### TASK
Every entry that follows should be written out again exactly.
★ ★ ★ ★ ★
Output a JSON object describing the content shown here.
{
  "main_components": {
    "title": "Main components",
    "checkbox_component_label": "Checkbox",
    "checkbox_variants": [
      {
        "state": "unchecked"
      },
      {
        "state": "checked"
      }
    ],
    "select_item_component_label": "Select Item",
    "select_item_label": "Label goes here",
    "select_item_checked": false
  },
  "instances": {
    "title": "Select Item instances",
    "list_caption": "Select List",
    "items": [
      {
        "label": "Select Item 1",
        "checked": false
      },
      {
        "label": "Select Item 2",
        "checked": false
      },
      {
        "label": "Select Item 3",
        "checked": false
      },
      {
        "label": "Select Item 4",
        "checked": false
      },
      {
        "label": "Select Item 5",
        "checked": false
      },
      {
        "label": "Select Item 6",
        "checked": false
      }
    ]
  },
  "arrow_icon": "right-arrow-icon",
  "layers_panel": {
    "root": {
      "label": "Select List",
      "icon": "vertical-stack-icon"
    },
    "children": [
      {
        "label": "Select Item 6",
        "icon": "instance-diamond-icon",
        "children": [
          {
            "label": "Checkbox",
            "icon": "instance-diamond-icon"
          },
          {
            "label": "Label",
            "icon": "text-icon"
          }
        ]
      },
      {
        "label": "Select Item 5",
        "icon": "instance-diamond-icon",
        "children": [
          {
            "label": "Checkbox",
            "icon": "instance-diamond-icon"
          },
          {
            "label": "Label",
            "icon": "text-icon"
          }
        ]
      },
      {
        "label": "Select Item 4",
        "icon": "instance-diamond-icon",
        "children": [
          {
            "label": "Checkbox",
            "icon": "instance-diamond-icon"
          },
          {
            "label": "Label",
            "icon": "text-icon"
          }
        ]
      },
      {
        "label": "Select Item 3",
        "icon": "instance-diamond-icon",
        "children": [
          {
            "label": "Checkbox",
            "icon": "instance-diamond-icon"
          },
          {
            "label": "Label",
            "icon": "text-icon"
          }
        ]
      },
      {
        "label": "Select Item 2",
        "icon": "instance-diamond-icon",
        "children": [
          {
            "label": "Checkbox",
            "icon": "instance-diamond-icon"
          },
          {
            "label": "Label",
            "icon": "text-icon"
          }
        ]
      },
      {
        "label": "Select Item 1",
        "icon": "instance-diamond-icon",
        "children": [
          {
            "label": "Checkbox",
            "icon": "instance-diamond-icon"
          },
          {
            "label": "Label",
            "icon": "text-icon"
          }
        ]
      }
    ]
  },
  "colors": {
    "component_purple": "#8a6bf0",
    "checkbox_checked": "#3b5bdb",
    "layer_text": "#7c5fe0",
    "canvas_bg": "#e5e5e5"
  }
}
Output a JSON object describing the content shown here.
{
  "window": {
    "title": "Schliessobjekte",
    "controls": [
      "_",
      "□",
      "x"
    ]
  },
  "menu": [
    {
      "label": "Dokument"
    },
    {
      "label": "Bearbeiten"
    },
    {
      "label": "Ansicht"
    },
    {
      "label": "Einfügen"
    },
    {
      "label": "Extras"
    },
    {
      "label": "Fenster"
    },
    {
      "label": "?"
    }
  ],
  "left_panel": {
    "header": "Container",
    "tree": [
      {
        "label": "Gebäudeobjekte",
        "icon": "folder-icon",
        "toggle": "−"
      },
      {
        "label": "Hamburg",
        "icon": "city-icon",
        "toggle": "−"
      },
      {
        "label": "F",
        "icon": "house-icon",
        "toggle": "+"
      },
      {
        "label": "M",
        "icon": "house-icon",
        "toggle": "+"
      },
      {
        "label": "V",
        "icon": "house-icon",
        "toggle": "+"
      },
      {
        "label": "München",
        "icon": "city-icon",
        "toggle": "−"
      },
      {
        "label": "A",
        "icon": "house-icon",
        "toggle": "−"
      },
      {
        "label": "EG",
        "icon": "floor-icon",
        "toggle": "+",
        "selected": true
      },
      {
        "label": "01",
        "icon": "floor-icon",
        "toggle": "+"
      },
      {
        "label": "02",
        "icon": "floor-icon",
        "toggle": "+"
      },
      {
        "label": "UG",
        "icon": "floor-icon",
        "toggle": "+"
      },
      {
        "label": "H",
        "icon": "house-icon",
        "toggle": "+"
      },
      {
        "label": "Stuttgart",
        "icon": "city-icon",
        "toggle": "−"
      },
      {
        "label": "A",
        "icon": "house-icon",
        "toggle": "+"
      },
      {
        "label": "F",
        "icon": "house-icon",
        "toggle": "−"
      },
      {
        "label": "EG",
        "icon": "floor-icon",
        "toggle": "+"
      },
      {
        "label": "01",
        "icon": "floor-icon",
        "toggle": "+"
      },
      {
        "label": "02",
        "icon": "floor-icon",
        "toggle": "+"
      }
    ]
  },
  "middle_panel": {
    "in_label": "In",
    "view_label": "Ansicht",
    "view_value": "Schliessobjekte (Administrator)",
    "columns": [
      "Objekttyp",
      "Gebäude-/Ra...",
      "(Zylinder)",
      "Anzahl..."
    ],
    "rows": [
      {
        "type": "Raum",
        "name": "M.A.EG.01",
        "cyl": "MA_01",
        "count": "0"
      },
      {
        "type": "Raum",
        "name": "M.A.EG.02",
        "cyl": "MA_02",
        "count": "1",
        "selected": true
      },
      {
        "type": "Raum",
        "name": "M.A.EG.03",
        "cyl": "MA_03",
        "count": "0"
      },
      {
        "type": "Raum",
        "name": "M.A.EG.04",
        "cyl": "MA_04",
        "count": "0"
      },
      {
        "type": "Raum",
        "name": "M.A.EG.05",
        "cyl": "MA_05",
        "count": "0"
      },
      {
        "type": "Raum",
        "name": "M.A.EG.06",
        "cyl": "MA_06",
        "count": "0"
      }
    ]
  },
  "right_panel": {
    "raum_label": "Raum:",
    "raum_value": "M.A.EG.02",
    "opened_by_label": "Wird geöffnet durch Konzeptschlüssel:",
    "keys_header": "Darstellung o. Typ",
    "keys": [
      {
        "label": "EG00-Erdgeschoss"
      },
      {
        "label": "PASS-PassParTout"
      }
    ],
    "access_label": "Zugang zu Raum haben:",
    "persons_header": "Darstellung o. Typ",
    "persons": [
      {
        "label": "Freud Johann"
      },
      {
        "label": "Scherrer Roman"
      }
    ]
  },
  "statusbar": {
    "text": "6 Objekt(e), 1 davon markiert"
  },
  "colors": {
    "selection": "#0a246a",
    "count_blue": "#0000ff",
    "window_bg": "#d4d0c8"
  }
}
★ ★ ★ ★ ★
### ANSWER FOR THIS EXERCISE
Output a JSON object describing the content shown here.
{
  "main_components": {
    "title": "Main components",
    "checkbox_component_label": "Checkbox",
    "checkbox_variants": [
      {
        "state": "unchecked"
      },
      {
        "state": "checked"
      }
    ],
    "select_item_component_label": "Select Item",
    "select_item_label": "Label goes here",
    "select_item_checked": false
  },
  "instances": {
    "title": "Select Item instances",
    "list_caption": "Select List",
    "items": [
      {
        "label": "Select Item 1",
        "checked": false
      },
      {
        "label": "Select Item 2",
        "checked": false
      },
      {
        "label": "Select Item 3",
        "checked": false
      },
      {
        "label": "Select Item 4",
        "checked": false
      },
      {
        "label": "Select Item 5",
        "checked": false
      },
      {
        "label": "Select Item 6",
        "checked": false
      }
    ]
  },
  "arrow_icon": "right-arrow-icon",
  "layers_panel": {
    "root": {
      "label": "Select List",
      "icon": "vertical-stack-icon"
    },
    "children": [
      {
        "label": "Select Item 6",
        "icon": "instance-diamond-icon",
        "children": [
          {
            "label": "Checkbox",
            "icon": "instance-diamond-icon"
          },
          {
            "label": "Label",
            "icon": "text-icon"
          }
        ]
      },
      {
        "label": "Select Item 5",
        "icon": "instance-diamond-icon",
        "children": [
          {
            "label": "Checkbox",
            "icon": "instance-diamond-icon"
          },
          {
            "label": "Label",
            "icon": "text-icon"
          }
        ]
      },
      {
        "label": "Select Item 4",
        "icon": "instance-diamond-icon",
        "children": [
          {
            "label": "Checkbox",
            "icon": "instance-diamond-icon"
          },
          {
            "label": "Label",
            "icon": "text-icon"
          }
        ]
      },
      {
        "label": "Select Item 3",
        "icon": "instance-diamond-icon",
        "children": [
          {
            "label": "Checkbox",
            "icon": "instance-diamond-icon"
          },
          {
            "label": "Label",
            "icon": "text-icon"
          }
        ]
      },
      {
        "label": "Select Item 2",
        "icon": "instance-diamond-icon",
        "children": [
          {
            "label": "Checkbox",
            "icon": "instance-diamond-icon"
          },
          {
            "label": "Label",
            "icon": "text-icon"
          }
        ]
      },
      {
        "label": "Select Item 1",
        "icon": "instance-diamond-icon",
        "children": [
          {
            "label": "Checkbox",
            "icon": "instance-diamond-icon"
          },
          {
            "label": "Label",
            "icon": "text-icon"
          }
        ]
      }
    ]
  },
  "colors": {
    "component_purple": "#8a6bf0",
    "checkbox_checked": "#3b5bdb",
    "layer_text": "#7c5fe0",
    "canvas_bg": "#e5e5e5"
  }
}
Output a JSON object describing the content shown here.
{
  "window": {
    "title": "Schliessobjekte",
    "controls": [
      "_",
      "□",
      "x"
    ]
  },
  "menu": [
    {
      "label": "Dokument"
    },
    {
      "label": "Bearbeiten"
    },
    {
      "label": "Ansicht"
    },
    {
      "label": "Einfügen"
    },
    {
      "label": "Extras"
    },
    {
      "label": "Fenster"
    },
    {
      "label": "?"
    }
  ],
  "left_panel": {
    "header": "Container",
    "tree": [
      {
        "label": "Gebäudeobjekte",
        "icon": "folder-icon",
        "toggle": "−"
      },
      {
        "label": "Hamburg",
        "icon": "city-icon",
        "toggle": "−"
      },
      {
        "label": "F",
        "icon": "house-icon",
        "toggle": "+"
      },
      {
        "label": "M",
        "icon": "house-icon",
        "toggle": "+"
      },
      {
        "label": "V",
        "icon": "house-icon",
        "toggle": "+"
      },
      {
        "label": "München",
        "icon": "city-icon",
        "toggle": "−"
      },
      {
        "label": "A",
        "icon": "house-icon",
        "toggle": "−"
      },
      {
        "label": "EG",
        "icon": "floor-icon",
        "toggle": "+",
        "selected": true
      },
      {
        "label": "01",
        "icon": "floor-icon",
        "toggle": "+"
      },
      {
        "label": "02",
        "icon": "floor-icon",
        "toggle": "+"
      },
      {
        "label": "UG",
        "icon": "floor-icon",
        "toggle": "+"
      },
      {
        "label": "H",
        "icon": "house-icon",
        "toggle": "+"
      },
      {
        "label": "Stuttgart",
        "icon": "city-icon",
        "toggle": "−"
      },
      {
        "label": "A",
        "icon": "house-icon",
        "toggle": "+"
      },
      {
        "label": "F",
        "icon": "house-icon",
        "toggle": "−"
      },
      {
        "label": "EG",
        "icon": "floor-icon",
        "toggle": "+"
      },
      {
        "label": "01",
        "icon": "floor-icon",
        "toggle": "+"
      },
      {
        "label": "02",
        "icon": "floor-icon",
        "toggle": "+"
      }
    ]
  },
  "middle_panel": {
    "in_label": "In",
    "view_label": "Ansicht",
    "view_value": "Schliessobjekte (Administrator)",
    "columns": [
      "Objekttyp",
      "Gebäude-/Ra...",
      "(Zylinder)",
      "Anzahl..."
    ],
    "rows": [
      {
        "type": "Raum",
        "name": "M.A.EG.01",
        "cyl": "MA_01",
        "count": "0"
      },
      {
        "type": "Raum",
        "name": "M.A.EG.02",
        "cyl": "MA_02",
        "count": "1",
        "selected": true
      },
      {
        "type": "Raum",
        "name": "M.A.EG.03",
        "cyl": "MA_03",
        "count": "0"
      },
      {
        "type": "Raum",
        "name": "M.A.EG.04",
        "cyl": "MA_04",
        "count": "0"
      },
      {
        "type": "Raum",
        "name": "M.A.EG.05",
        "cyl": "MA_05",
        "count": "0"
      },
      {
        "type": "Raum",
        "name": "M.A.EG.06",
        "cyl": "MA_06",
        "count": "0"
      }
    ]
  },
  "right_panel": {
    "raum_label": "Raum:",
    "raum_value": "M.A.EG.02",
    "opened_by_label": "Wird geöffnet durch Konzeptschlüssel:",
    "keys_header": "Darstellung o. Typ",
    "keys": [
      {
        "label": "EG00-Erdgeschoss"
      },
      {
        "label": "PASS-PassParTout"
      }
    ],
    "access_label": "Zugang zu Raum haben:",
    "persons_header": "Darstellung o. Typ",
    "persons": [
      {
        "label": "Freud Johann"
      },
      {
        "label": "Scherrer Roman"
      }
    ]
  },
  "statusbar": {
    "text": "6 Objekt(e), 1 davon markiert"
  },
  "colors": {
    "selection": "#0a246a",
    "count_blue": "#0000ff",
    "window_bg": "#d4d0c8"
  }
}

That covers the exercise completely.